André Robert Lee: Brutal and ugly, they were really, they were really nasty, you know, to the point where it was shocking. And it was sad to think that teenagers were thinking this way. You know, really complicated, and, and the one major incident that happened during that was, one kid yelled out and said the n-word. And it was directed at me clearly, because the two of us were in the front of the room having a, leading a conversation, and it was such a moment of pause. And, you know, in that moment, for me I said okay, we cannot not stop and deal with this – we have to deal with just happened. So I kind of turned to the room and said we all heard what just happened, let’s just try and deal with it. You know we sort of worked through it the best we can. Um, afterwards folks came up to us saying, “oh my gosh, we’re so sorry, that never happens here, this is not who we are.” And we both said, you can’t say that anymore. Because it did happen here, and it’s showing that it is who you are, and our idea of engaging in that exact moment was um, we saw that you know, we saw the love the room needed. We saw the care and concern the room needed. [siren in background] Because we both could have been like “you know what, forget about it” and really just called it in and had a conversation and ended the event, but we didn’t do that. We decided to stay and really lean in and engage the room in the conversation, and try and help them understand why someone may have felt comfortable calling that out.

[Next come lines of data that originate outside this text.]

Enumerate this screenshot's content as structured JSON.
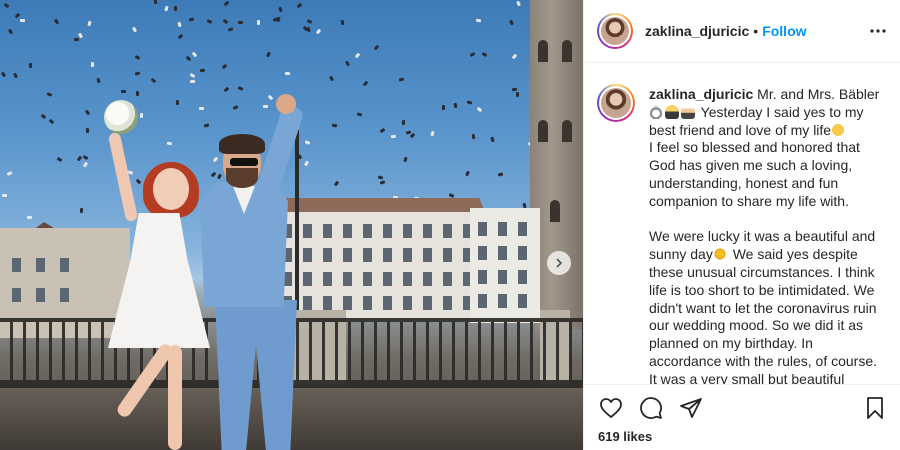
{
  "post": {
    "photo_alt": "",
    "author": {
      "username": "zaklina_djuricic",
      "separator": "•",
      "follow_label": "Follow"
    },
    "caption": {
      "username": "zaklina_djuricic",
      "line_1": "Mr. and Mrs. Bäbler",
      "line_2": "Yesterday I said yes to my best friend and love of my life",
      "line_3": "I feel so blessed and honored that God has given me such a loving, understanding, honest and fun companion to share my life with.",
      "line_4a": "We were lucky it was a beautiful and sunny day",
      "line_4b": "We said yes despite these unusual circumstances. I think life is too short to be intimidated. We didn't want to let the coronavirus ruin our wedding mood. So we did it as planned on my birthday. In accordance with the rules, of course. It was a very small but beautiful",
      "emojis": [
        "ring-icon",
        "groom-emoji-icon",
        "bride-emoji-icon",
        "smiling-face-with-hearts-icon",
        "sun-icon"
      ]
    },
    "likes": "619 likes",
    "icons": {
      "like": "heart-icon",
      "comment": "comment-icon",
      "share": "paper-plane-icon",
      "save": "bookmark-icon",
      "more": "ellipsis-icon",
      "next": "chevron-right-icon"
    }
  }
}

CWG: Yeah, and André addressed it immediately in the moment, but what really was so, you know, just disappointing, deeply disappointing to us in that moment, was that no faculty member, no administrator, no adult, no other adult in that room, and no other student did anything to quiet that very vocal minority of students who were being so completely hateful. And, we were flooded with them coming to us at the end of the program, giving us hugs, some of them were in tears, saying, you know, “I’m so sorry, we’re so sorry this happened, this is not who we are, this is not who we are.” And, all we could say was, well, you didn’t show us who you were. That was an opportunity that was lost on them, to actually show us who they were. So, you can say who you are or who you are not, but we needed them to go from that moment and say, okay now though you cannot pretend that this is not a part of your community, that there is not this ignorance, in some cases bigotry, and I mean, outright hatred that doesn’t exist and is lurking within your, in the walls of this institution. And, now that you know that, what will you do? Now you have an opportunity to show us who you are by not letting those few voices be the loudest voices in the room. The next time, will you be the louder voices in the room? And, that was our challenge to them, and our challenge often when we’re out on the road doing this work and trying to get people to be prepared and inspired to speak up when they have those opportunities.
JC: We hope you’ve enjoyed these extra tidbits – we’ll see you in a week with our next full episode! This episode was produced by me, Joan Cummins, and Callie Hawkins. Music for Q&Abe was written, performed, and is copyrighted by Clancy Newman.
CH: Q&Abe is possible thanks to generous supporters of President Lincoln’s Cottage. To find out how you can support this podcast and other programming, visit www.lincolncottage.org. You can also write to us at firstname.lastname@example.org.
JC: President Lincoln’s Cottage is a home for brave ideas. Stay curious!